USA Today reports on a case concerning computer passwords and an individual's Fifth Amendment right against self-incrimination. Sebastien Boucher was crossing the U.S.-Canada border when he was stopped and searched by agents. He consented to the search and initially gave access to his computer.
Among the files reviewed by the agents was child pornography. Mr. Boucher was arrested and, following his arrest, officers attempted to access an area of the hard drive that was password protected. Mr. Boucher refused to provide the password and is defending his position by relying on the Fifth Amendment.
The USA Today article points to a couple previous cases that are somewhat related. In a federal court case concerning the search of a man's laptop in the LA airport, the federal judge suppressed the evidence gathered, ruling that electronic storage devices are extensions of the human memory and should not be opened to inspection without cause.

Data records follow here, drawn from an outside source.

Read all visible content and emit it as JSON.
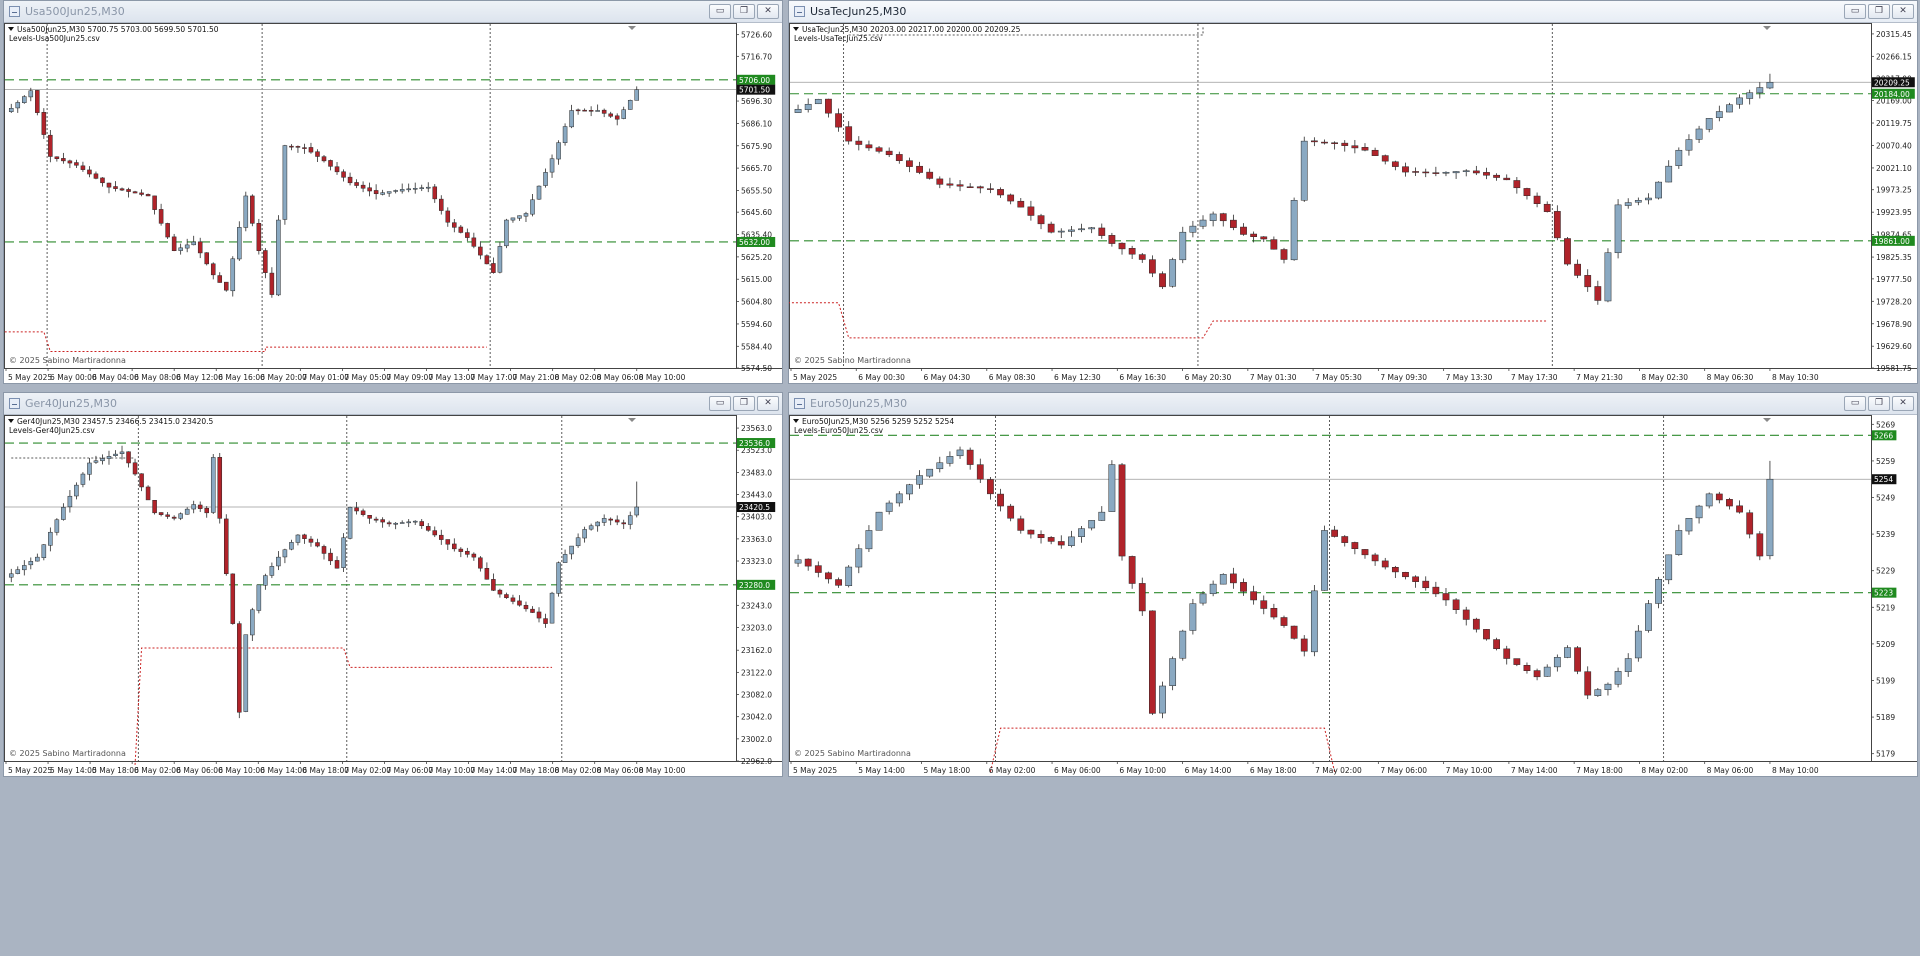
{
  "colors": {
    "bull": "#8aa9c2",
    "bear": "#b0232a",
    "wick": "#2a2a2a",
    "level_green": "#2e8b2e",
    "price_line": "#9a9a9a",
    "vline": "#333333",
    "red_dots": "#cc2222",
    "tag_price_bg": "#111111",
    "tag_level_bg": "#1f8a1f"
  },
  "windows": [
    {
      "id": "usa500",
      "title": "Usa500Jun25,M30",
      "active": false,
      "header_line1": "Usa500Jun25,M30  5700.75 5703.00 5699.50 5701.50",
      "header_line2": "Levels-Usa500Jun25.csv",
      "copyright": "© 2025 Sabino Martiradonna",
      "buttons": {
        "minimize": "▭",
        "restore": "❐",
        "close": "✕"
      },
      "chart_data": {
        "type": "candlestick",
        "ylim": [
          5574.5,
          5731
        ],
        "y_ticks": [
          "5726.60",
          "5716.70",
          "5706.00",
          "5696.30",
          "5686.10",
          "5675.90",
          "5665.70",
          "5655.50",
          "5645.60",
          "5635.40",
          "5625.20",
          "5615.00",
          "5604.80",
          "5594.60",
          "5584.40",
          "5574.50"
        ],
        "x_labels": [
          "5 May 2025",
          "6 May 00:00",
          "6 May 04:00",
          "6 May 08:00",
          "6 May 12:00",
          "6 May 16:00",
          "6 May 20:00",
          "7 May 01:00",
          "7 May 05:00",
          "7 May 09:00",
          "7 May 13:00",
          "7 May 17:00",
          "7 May 21:00",
          "8 May 02:00",
          "8 May 06:00",
          "8 May 10:00"
        ],
        "current_price": 5701.5,
        "current_price_label": "5701.50",
        "levels": [
          {
            "value": 5706.0,
            "label": "5706.00"
          },
          {
            "value": 5632.0,
            "label": "5632.00"
          }
        ],
        "day_separators": [
          6,
          39,
          74
        ],
        "red_step": [
          [
            -1,
            5591
          ],
          [
            5,
            5591
          ],
          [
            6,
            5582
          ],
          [
            39,
            5582
          ],
          [
            39,
            5584
          ],
          [
            73,
            5584
          ]
        ],
        "last_extra_high": 5703,
        "anchors": [
          [
            0,
            5693
          ],
          [
            3,
            5701
          ],
          [
            6,
            5671
          ],
          [
            10,
            5667
          ],
          [
            15,
            5657
          ],
          [
            21,
            5653
          ],
          [
            25,
            5628
          ],
          [
            28,
            5632
          ],
          [
            31,
            5617
          ],
          [
            33,
            5610
          ],
          [
            36,
            5653
          ],
          [
            38,
            5628
          ],
          [
            40,
            5608
          ],
          [
            42,
            5676
          ],
          [
            45,
            5675
          ],
          [
            48,
            5669
          ],
          [
            52,
            5659
          ],
          [
            56,
            5654
          ],
          [
            60,
            5656
          ],
          [
            64,
            5657
          ],
          [
            67,
            5641
          ],
          [
            70,
            5634
          ],
          [
            72,
            5626
          ],
          [
            74,
            5618
          ],
          [
            76,
            5642
          ],
          [
            79,
            5645
          ],
          [
            83,
            5670
          ],
          [
            86,
            5692
          ],
          [
            90,
            5692
          ],
          [
            93,
            5688
          ],
          [
            96,
            5701
          ]
        ]
      }
    },
    {
      "id": "usatec",
      "title": "UsaTecJun25,M30",
      "active": true,
      "header_line1": "UsaTecJun25,M30  20203.00 20217.00 20200.00 20209.25",
      "header_line2": "Levels-UsaTecJun25.csv",
      "copyright": "© 2025 Sabino Martiradonna",
      "buttons": {
        "minimize": "▭",
        "restore": "❐",
        "close": "✕"
      },
      "chart_data": {
        "type": "candlestick",
        "ylim": [
          19581.75,
          20335
        ],
        "y_ticks": [
          "20315.45",
          "20266.15",
          "20217.00",
          "20169.00",
          "20119.75",
          "20070.40",
          "20021.10",
          "19973.25",
          "19923.95",
          "19874.65",
          "19825.35",
          "19777.50",
          "19728.20",
          "19678.90",
          "19629.60",
          "19581.75"
        ],
        "x_labels": [
          "5 May 2025",
          "6 May 00:30",
          "6 May 04:30",
          "6 May 08:30",
          "6 May 12:30",
          "6 May 16:30",
          "6 May 20:30",
          "7 May 01:30",
          "7 May 05:30",
          "7 May 09:30",
          "7 May 13:30",
          "7 May 17:30",
          "7 May 21:30",
          "8 May 02:30",
          "8 May 06:30",
          "8 May 10:30"
        ],
        "current_price": 20209.25,
        "current_price_label": "20209.25",
        "levels": [
          {
            "value": 20184.0,
            "label": "20184.00"
          },
          {
            "value": 19861.0,
            "label": "19861.00"
          }
        ],
        "day_separators": [
          5,
          40,
          75
        ],
        "red_step": [
          [
            -1,
            19725
          ],
          [
            4,
            19725
          ],
          [
            5,
            19648
          ],
          [
            40,
            19648
          ],
          [
            41,
            19685
          ],
          [
            74,
            19685
          ]
        ],
        "top_bracket": [
          5,
          40
        ],
        "last_extra_high": 20228,
        "anchors": [
          [
            0,
            20150
          ],
          [
            2,
            20172
          ],
          [
            5,
            20080
          ],
          [
            9,
            20050
          ],
          [
            14,
            19985
          ],
          [
            19,
            19975
          ],
          [
            22,
            19935
          ],
          [
            25,
            19880
          ],
          [
            29,
            19890
          ],
          [
            31,
            19855
          ],
          [
            34,
            19820
          ],
          [
            36,
            19760
          ],
          [
            38,
            19880
          ],
          [
            41,
            19920
          ],
          [
            44,
            19875
          ],
          [
            46,
            19865
          ],
          [
            48,
            19820
          ],
          [
            50,
            20080
          ],
          [
            53,
            20075
          ],
          [
            56,
            20060
          ],
          [
            60,
            20012
          ],
          [
            63,
            20010
          ],
          [
            66,
            20015
          ],
          [
            70,
            19995
          ],
          [
            74,
            19925
          ],
          [
            76,
            19810
          ],
          [
            78,
            19760
          ],
          [
            79,
            19730
          ],
          [
            81,
            19940
          ],
          [
            84,
            19955
          ],
          [
            87,
            20060
          ],
          [
            90,
            20130
          ],
          [
            93,
            20175
          ],
          [
            96,
            20209
          ]
        ]
      }
    },
    {
      "id": "ger40",
      "title": "Ger40Jun25,M30",
      "active": false,
      "header_line1": "Ger40Jun25,M30  23457.5 23466.5 23415.0 23420.5",
      "header_line2": "Levels-Ger40Jun25.csv",
      "copyright": "© 2025 Sabino Martiradonna",
      "buttons": {
        "minimize": "▭",
        "restore": "❐",
        "close": "✕"
      },
      "chart_data": {
        "type": "candlestick",
        "ylim": [
          22962.0,
          23583
        ],
        "y_ticks": [
          "23563.0",
          "23523.0",
          "23483.0",
          "23443.0",
          "23403.0",
          "23363.0",
          "23323.0",
          "23283.0",
          "23243.0",
          "23203.0",
          "23162.0",
          "23122.0",
          "23082.0",
          "23042.0",
          "23002.0",
          "22962.0"
        ],
        "x_labels": [
          "5 May 2025",
          "5 May 14:00",
          "5 May 18:00",
          "6 May 02:00",
          "6 May 06:00",
          "6 May 10:00",
          "6 May 14:00",
          "6 May 18:00",
          "7 May 02:00",
          "7 May 06:00",
          "7 May 10:00",
          "7 May 14:00",
          "7 May 18:00",
          "8 May 02:00",
          "8 May 06:00",
          "8 May 10:00"
        ],
        "current_price": 23420.5,
        "current_price_label": "23420.5",
        "levels": [
          {
            "value": 23536.0,
            "label": "23536.0"
          },
          {
            "value": 23280.0,
            "label": "23280.0"
          }
        ],
        "day_separators": [
          20,
          52,
          85
        ],
        "red_step": [
          [
            19,
            22955
          ],
          [
            20,
            23166
          ],
          [
            51,
            23166
          ],
          [
            52,
            23131
          ],
          [
            83,
            23131
          ]
        ],
        "top_bracket_left": [
          0,
          19,
          23509
        ],
        "last_extra_high": 23466.5,
        "anchors": [
          [
            0,
            23300
          ],
          [
            4,
            23330
          ],
          [
            8,
            23420
          ],
          [
            12,
            23500
          ],
          [
            17,
            23520
          ],
          [
            19,
            23480
          ],
          [
            22,
            23410
          ],
          [
            25,
            23400
          ],
          [
            28,
            23425
          ],
          [
            30,
            23410
          ],
          [
            31,
            23510
          ],
          [
            32,
            23400
          ],
          [
            33,
            23300
          ],
          [
            34,
            23210
          ],
          [
            35,
            23050
          ],
          [
            36,
            23190
          ],
          [
            38,
            23280
          ],
          [
            41,
            23330
          ],
          [
            44,
            23370
          ],
          [
            47,
            23350
          ],
          [
            50,
            23310
          ],
          [
            52,
            23420
          ],
          [
            55,
            23400
          ],
          [
            58,
            23390
          ],
          [
            62,
            23395
          ],
          [
            65,
            23370
          ],
          [
            68,
            23345
          ],
          [
            71,
            23330
          ],
          [
            74,
            23270
          ],
          [
            77,
            23250
          ],
          [
            80,
            23230
          ],
          [
            82,
            23210
          ],
          [
            84,
            23320
          ],
          [
            88,
            23380
          ],
          [
            91,
            23400
          ],
          [
            94,
            23390
          ],
          [
            96,
            23420
          ]
        ]
      }
    },
    {
      "id": "euro50",
      "title": "Euro50Jun25,M30",
      "active": false,
      "header_line1": "Euro50Jun25,M30  5256 5259 5252 5254",
      "header_line2": "Levels-Euro50Jun25.csv",
      "copyright": "© 2025 Sabino Martiradonna",
      "buttons": {
        "minimize": "▭",
        "restore": "❐",
        "close": "✕"
      },
      "chart_data": {
        "type": "candlestick",
        "ylim": [
          5177,
          5271
        ],
        "y_ticks": [
          "5269",
          "5259",
          "5249",
          "5239",
          "5229",
          "5219",
          "5209",
          "5199",
          "5189",
          "5179"
        ],
        "x_labels": [
          "5 May 2025",
          "5 May 14:00",
          "5 May 18:00",
          "6 May 02:00",
          "6 May 06:00",
          "6 May 10:00",
          "6 May 14:00",
          "6 May 18:00",
          "7 May 02:00",
          "7 May 06:00",
          "7 May 10:00",
          "7 May 14:00",
          "7 May 18:00",
          "8 May 02:00",
          "8 May 06:00",
          "8 May 10:00"
        ],
        "current_price": 5254,
        "current_price_label": "5254",
        "levels": [
          {
            "value": 5266,
            "label": "5266"
          },
          {
            "value": 5223,
            "label": "5223"
          }
        ],
        "day_separators": [
          20,
          53,
          86
        ],
        "red_step": [
          [
            19,
            5174
          ],
          [
            20,
            5186
          ],
          [
            52,
            5186
          ],
          [
            53,
            5174
          ]
        ],
        "last_extra_high": 5259,
        "anchors": [
          [
            0,
            5232
          ],
          [
            4,
            5225
          ],
          [
            8,
            5245
          ],
          [
            12,
            5255
          ],
          [
            16,
            5262
          ],
          [
            19,
            5250
          ],
          [
            22,
            5240
          ],
          [
            26,
            5236
          ],
          [
            30,
            5245
          ],
          [
            31,
            5258
          ],
          [
            32,
            5233
          ],
          [
            34,
            5218
          ],
          [
            35,
            5190
          ],
          [
            37,
            5205
          ],
          [
            39,
            5220
          ],
          [
            42,
            5228
          ],
          [
            45,
            5221
          ],
          [
            48,
            5214
          ],
          [
            50,
            5207
          ],
          [
            52,
            5240
          ],
          [
            55,
            5235
          ],
          [
            58,
            5230
          ],
          [
            61,
            5226
          ],
          [
            64,
            5221
          ],
          [
            67,
            5213
          ],
          [
            70,
            5205
          ],
          [
            73,
            5200
          ],
          [
            76,
            5208
          ],
          [
            78,
            5195
          ],
          [
            80,
            5198
          ],
          [
            82,
            5205
          ],
          [
            84,
            5220
          ],
          [
            87,
            5240
          ],
          [
            90,
            5250
          ],
          [
            93,
            5245
          ],
          [
            95,
            5233
          ],
          [
            97,
            5254
          ]
        ]
      }
    }
  ]
}
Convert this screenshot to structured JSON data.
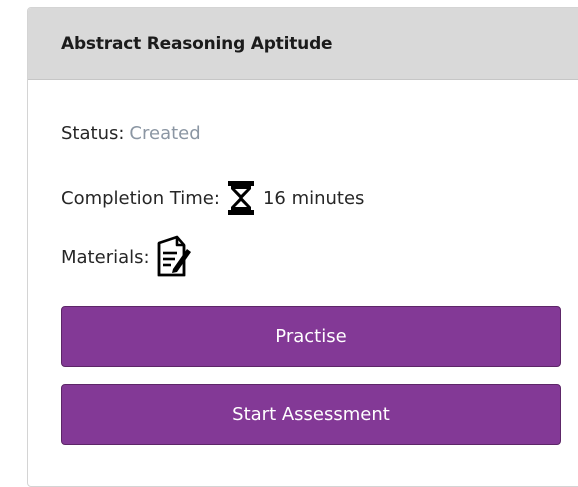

In Mr. Boucher's case, federal Magistrate Jerome Niedermeier followed a similar logic. According to a quote in the USA, Niedermeier held that, "Producing the password, as if it were a key to a locked container, forces Boucher to produce the contents of his laptop. . . . The password is not a physical thing. If Boucher knows the password, it only exists in his mind."
I'm no champion of law enforcement's rights of search and seizure and am generally opposed to several currently permissible searches (e.g., abuses of probable cause in traffic stop situations, overly broad searches incident to arrest, etc). I also strongly oppose the use of certain invasive search techniques for investigative purposes, such as key-stroke recorders and data communication monitoring.
However, I fail to see the correlation between the right against self-incrimination and providing access to a password. The court makes too much of the intellectual nature of a password - that the password only exists in Boucher's mind is far less important than what the password is. I also fail to see the logic behind a sweeping statement that electronic storage is an extension of the human memory. Both of these positions warrant certain judicial consideration, but not in Boucher's case.
First, a password is nothing more than a key. It is itself not incriminating unless the mere knowledge of that password could implicate someone in a crime. For instance, knowing the password to a secure server that was used for an unlawful purpose could in itself be evidence of the crime. Requiring this admission should be scrutinized under the Fifth Amendment.
The mere knowledge of the password in Boucher's case, however, has nothing to do with the crime for which he is charged. He might as well have the key to an indestructible bank safe that is believed to contain a murder weapon. His lawful possession of the key is immaterial, as it is the contents of the safe that are sought. We would have no problem compelling him to produce that key. Why should its intangible counterpart be any different?
The status of electronic storage as an extension of the human memory could be a closer call but is nonetheless inapplicable to Boucher. It could be argued that electronic documents authored by the defendant are essentially his own thoughts and recollections and can be self-incriminating. However, they are also no different than private notes or papers written by the defendant in pen and ink. If any such handwritten materials could be produced at a trial, their digital equivalent should have no greater (nor any less) protection.
In Boucher's case, the question is not one of personally authored material, or at least we should hope not. What the authorities seek is evidence of the crime itself, not his mental state. Possession of child pornography is not a crime of intent so there is no value (other than perhaps to determine length of sentence) to uncovering data concerning whether he intentionally obtained the child pornography. Along the same line, if in fact the authorities believe they might find evidence of Boucher being the author of child pornography, the discovery of those files would be no more self-incriminating since the tapes themselves are the evidence of the crime.
Rather than advocate for a wholesale ban on requiring disclosure of passwords, I hope privacy advocates will focus their attention on more acute questions of self-incrimination by drawing fair and reasonable lines between handing over the keys to a locked location and a disclosure that in itself would constitute (or be evidence of) a crime. I also hope that whatever resources are saved in narrowing their focus will be invested in fighting far more intrusive electronic investigative techniques, which pose a greater threat to a host of Constitutional rights.